In January of 2001, a five-person team from Red Cliff attended a community-level Touchpoints training at the Brazelton Center in Boston. Dr. T. Berry Brazelton's Touchpoints Model aims to build alliances between parents and providers around key points in the development of young children. In what they both describe as a poignant week, Rob, Dawn, and the other team members recognized that the Touchpoints Model mirrored the traditional values of the Red Cliff Anishinabe tribal community. Dr. Brazelton and his Touchpoints faculty were also struck by the reflection of values, and later traveled to Red Cliff to increase their own understanding of how Touchpoints worked within a tribal community. Following the training in Boston, the Red Cliff Touchpoints team returned to train over 80 tribal service providers. Dawn realized an appropriate model for the delivery of pediatric mental health services on the reservation had been found, and Young Wings (Oshki Ningwiiganan) was born.

Dawn, as a non-native, sought the guidance of a cultural mentor - a role filled by Rob Goslin. Rob helped Dawn integrate into the community and more deeply understand the community's values and "way of being". Because of the trusting relationship with Rob and the Red Cliff Early Childhood Center administrative staff, Dawn became someone tribal families felt comfortable working with. It was the establishment of these relationships that allowed the Young Wings program to be effective.

Dawn and Rob offer the following advice for those seeking to map a course for cultural competence:

  • Research the history of the culture. Seek to understand, within the framework of that history, the ongoing dynamics with the mainstream society.
  • Take care not to make assumptions. Look to find the cultural and spiritual strengths of the community.
  • Form relationships with key members of the cultural group - individuals who can lead you through the learning process and provide ongoing consultation.
  • Seek ways to participate with the community during both celebrations and tragedies.
  • Be willing to feel awkward, to not be the 'expert', to be a student. Come with a sense of humility and a true desire to learn and understand.

To paraphrase Rob and Dawn:
You can learn to be culturally sensitive but that alone will not solve the existent problems.

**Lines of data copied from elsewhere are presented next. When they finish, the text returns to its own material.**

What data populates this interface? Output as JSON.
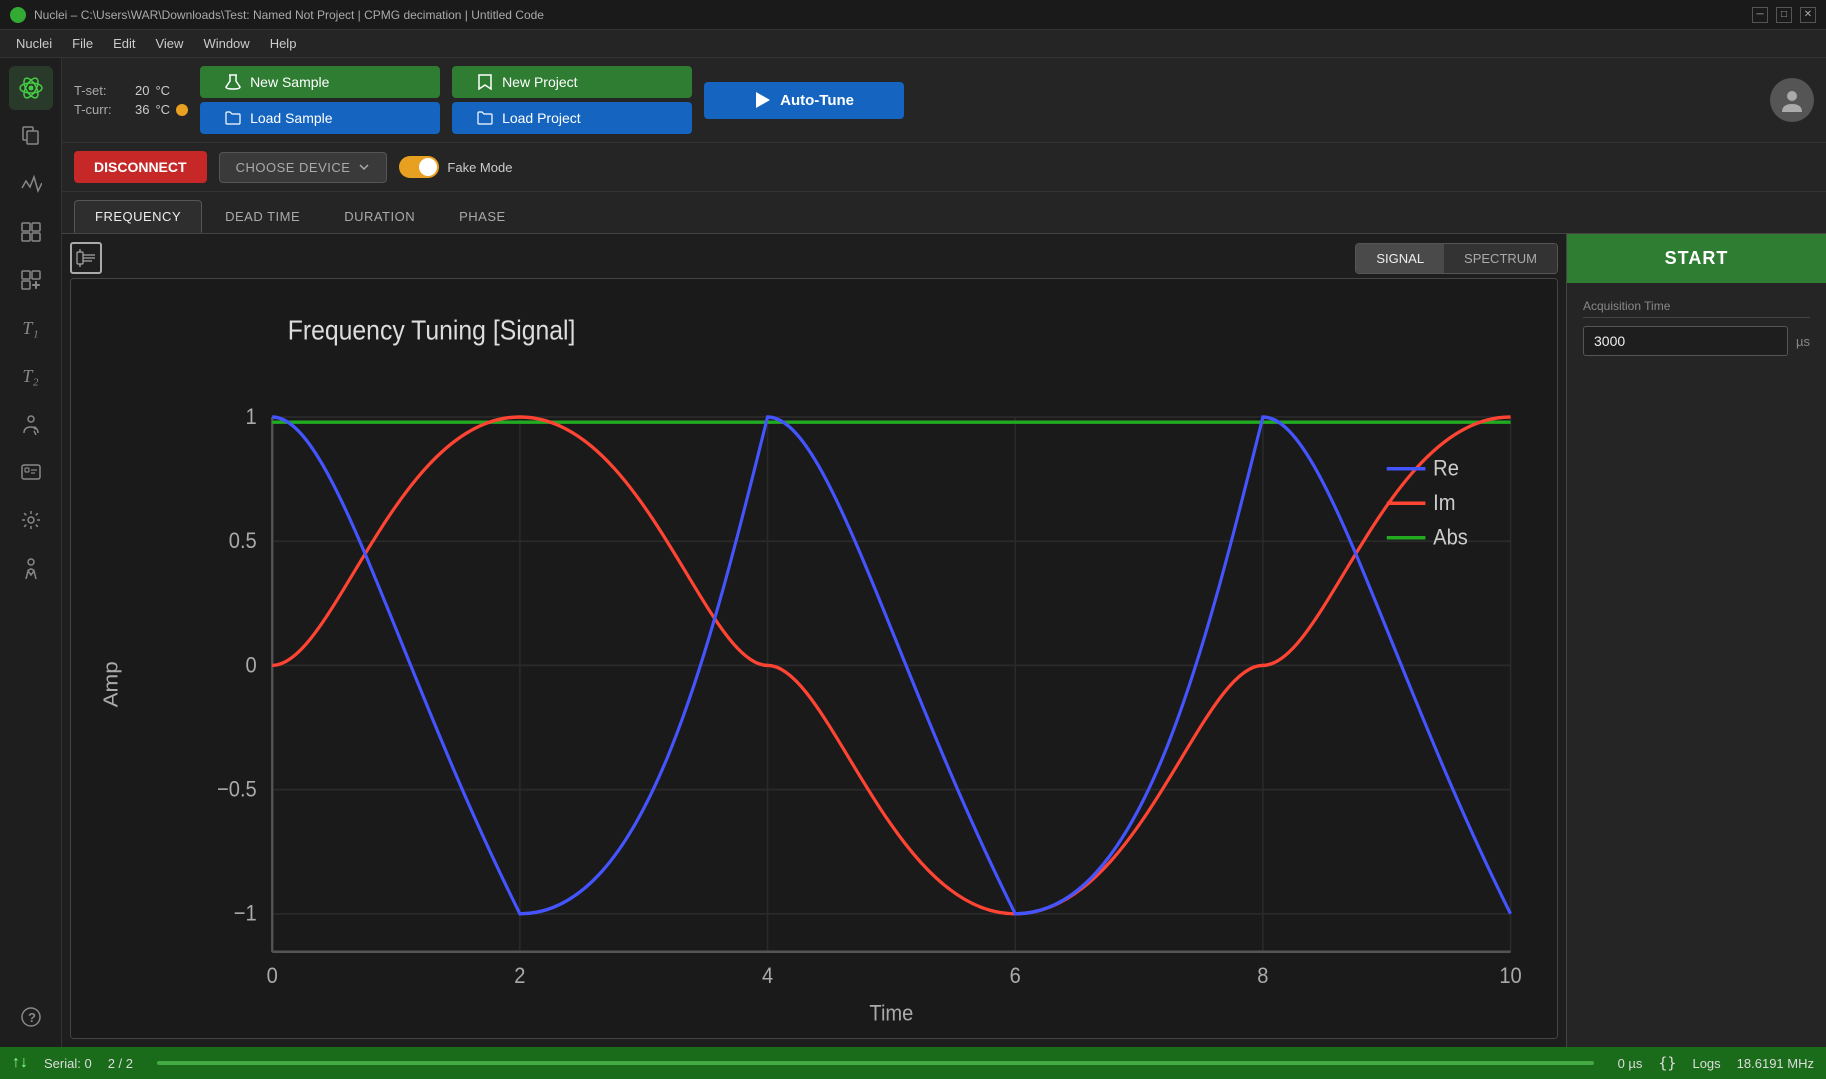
{
  "titlebar": {
    "title": "Nuclei – C:\\Users\\WAR\\Downloads\\Test: Named Not Project | CPMG decimation | Untitled Code",
    "logo": "N"
  },
  "menubar": {
    "items": [
      "Nuclei",
      "File",
      "Edit",
      "View",
      "Window",
      "Help"
    ]
  },
  "toolbar": {
    "tset_label": "T-set:",
    "tset_value": "20",
    "tset_unit": "°C",
    "tcurr_label": "T-curr:",
    "tcurr_value": "36",
    "tcurr_unit": "°C",
    "new_sample_label": "New Sample",
    "load_sample_label": "Load Sample",
    "new_project_label": "New Project",
    "load_project_label": "Load Project",
    "autotune_label": "Auto-Tune"
  },
  "devicebar": {
    "disconnect_label": "DISCONNECT",
    "choose_device_label": "CHOOSE DEVICE",
    "fake_mode_label": "Fake Mode"
  },
  "tabs": {
    "items": [
      "FREQUENCY",
      "DEAD TIME",
      "DURATION",
      "PHASE"
    ],
    "active": 0
  },
  "chart": {
    "title": "Frequency Tuning [Signal]",
    "signal_btn": "SIGNAL",
    "spectrum_btn": "SPECTRUM",
    "y_axis_label": "Amp",
    "x_axis_label": "Time",
    "y_ticks": [
      "1",
      "0.5",
      "0",
      "-0.5",
      "-1"
    ],
    "x_ticks": [
      "0",
      "2",
      "4",
      "6",
      "8",
      "10"
    ],
    "legend": {
      "re_label": "Re",
      "im_label": "Im",
      "abs_label": "Abs",
      "re_color": "#4455ff",
      "im_color": "#ff4433",
      "abs_color": "#22aa22"
    }
  },
  "right_panel": {
    "start_label": "START",
    "acq_time_label": "Acquisition Time",
    "acq_time_value": "3000",
    "acq_time_unit": "µs"
  },
  "statusbar": {
    "serial_label": "Serial: 0",
    "progress_label": "2 / 2",
    "time_label": "0 µs",
    "logs_label": "Logs",
    "freq_label": "18.6191 MHz"
  }
}
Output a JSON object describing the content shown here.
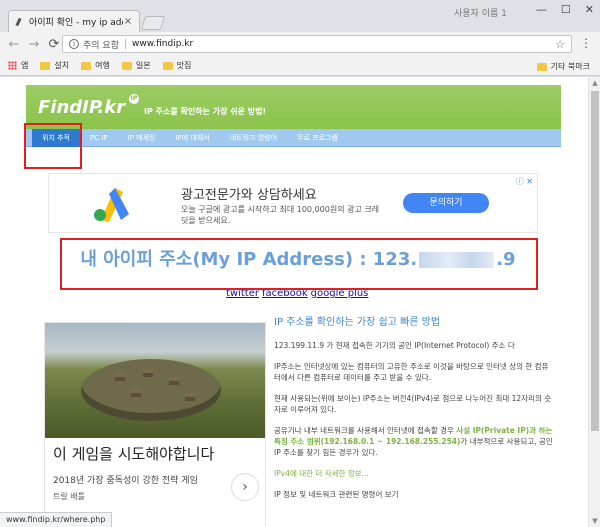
{
  "browser": {
    "tab_title": "아이피 확인 - my ip add",
    "tab_close": "×",
    "profile_name": "사용자 이름 1",
    "window_controls": {
      "minimize": "—",
      "maximize": "☐",
      "close": "✕"
    },
    "nav": {
      "back": "←",
      "forward": "→",
      "reload": "⟳"
    },
    "omnibox": {
      "security_label": "주의 요함",
      "url": "www.findip.kr"
    },
    "bookmarks": [
      {
        "label": "앱",
        "icon": "apps-icon"
      },
      {
        "label": "설치",
        "icon": "folder-icon"
      },
      {
        "label": "여행",
        "icon": "folder-icon"
      },
      {
        "label": "일본",
        "icon": "folder-icon"
      },
      {
        "label": "맛집",
        "icon": "folder-icon"
      }
    ],
    "other_bookmarks": "기타 북마크",
    "status_url": "www.findip.kr/where.php"
  },
  "site": {
    "logo": "FindIP.kr",
    "logo_badge": "IP",
    "tagline": "IP 주소를 확인하는 가장 쉬운 방법!",
    "nav": [
      "위치 추적",
      "PC IP",
      "IP 메세징",
      "IP에 대해서",
      "네트워크 명령어",
      "무료 프로그램"
    ]
  },
  "ad_top": {
    "title": "광고전문가와 상담하세요",
    "desc": "오늘 구글에 광고를 시작하고 최대 100,000원의 광고 크레딧을 받으세요.",
    "cta": "문의하기",
    "info": "ⓘ ✕"
  },
  "ip": {
    "label_prefix": "내 아이피 주소(My IP Address) : 123.",
    "label_suffix": ".9"
  },
  "share": [
    "twitter",
    "facebook",
    "google plus"
  ],
  "ad_game": {
    "title": "이 게임을 시도해야합니다",
    "subtitle": "2018년 가장 중독성이 강한 전략 게임",
    "tag": "트랄 배틀",
    "arrow": "›"
  },
  "article": {
    "heading": "IP 주소를 확인하는 가장 쉽고 빠른 방법",
    "p1": "123.199.11.9 가 현재 접속한 기기의 공인 IP(Internet Protocol) 주소 다",
    "p2": "IP주소는 인터넷상에 있는 컴퓨터의 고유한 주소로 이것을 바탕으로 인터넷 상의 한 컴퓨터에서 다른 컴퓨터로 데이터를 주고 받을 수 있다.",
    "p3": "현재 사용되는(위에 보이는) IP주소는 버전4(IPv4)로 점으로 나누어진 최대 12자리의 숫자로 이루어져 있다.",
    "p4_a": "공유기나 내부 네트워크를 사용해서 인터넷에 접속할 경우 ",
    "p4_green": "사설 IP(Private IP)과 하는 특정 주소 범위(192.168.0.1 ~ 192.168.255.254)",
    "p4_b": "가 내부적으로 사용되고, 공인 IP 주소를 찾기 힘든 경우가 있다.",
    "link1": "IPv4에 대한 더 자세한 정보...",
    "link2": "IP 정보 및 네트워크 관련된 명령어 보기"
  }
}
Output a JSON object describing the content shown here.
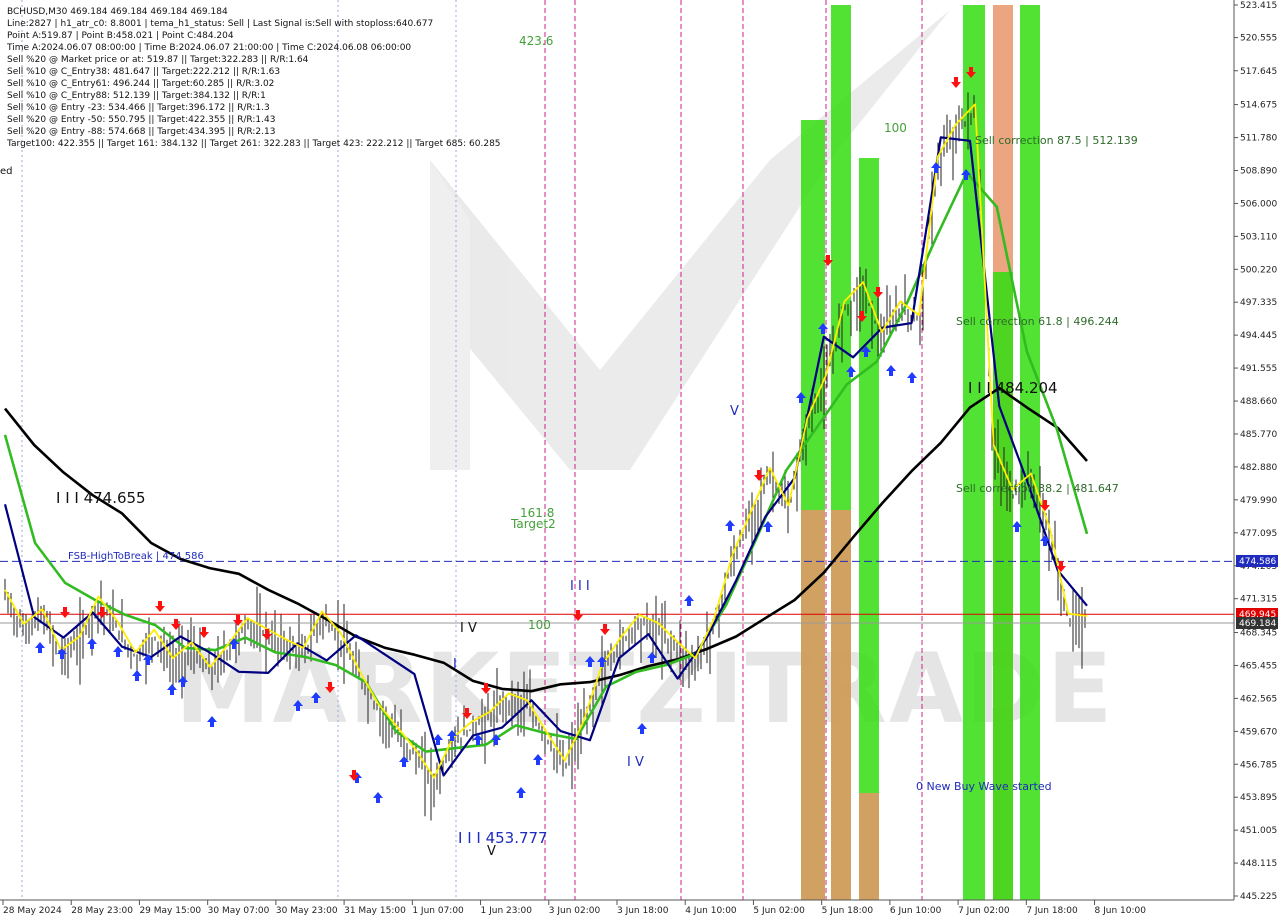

You need to blend proven prevention/intervention models into the cultural fabric - in essence, weave a new kind of fabric, one where the warp is made of traditional values and teachings and the weft is made of "western" knowledge and understanding.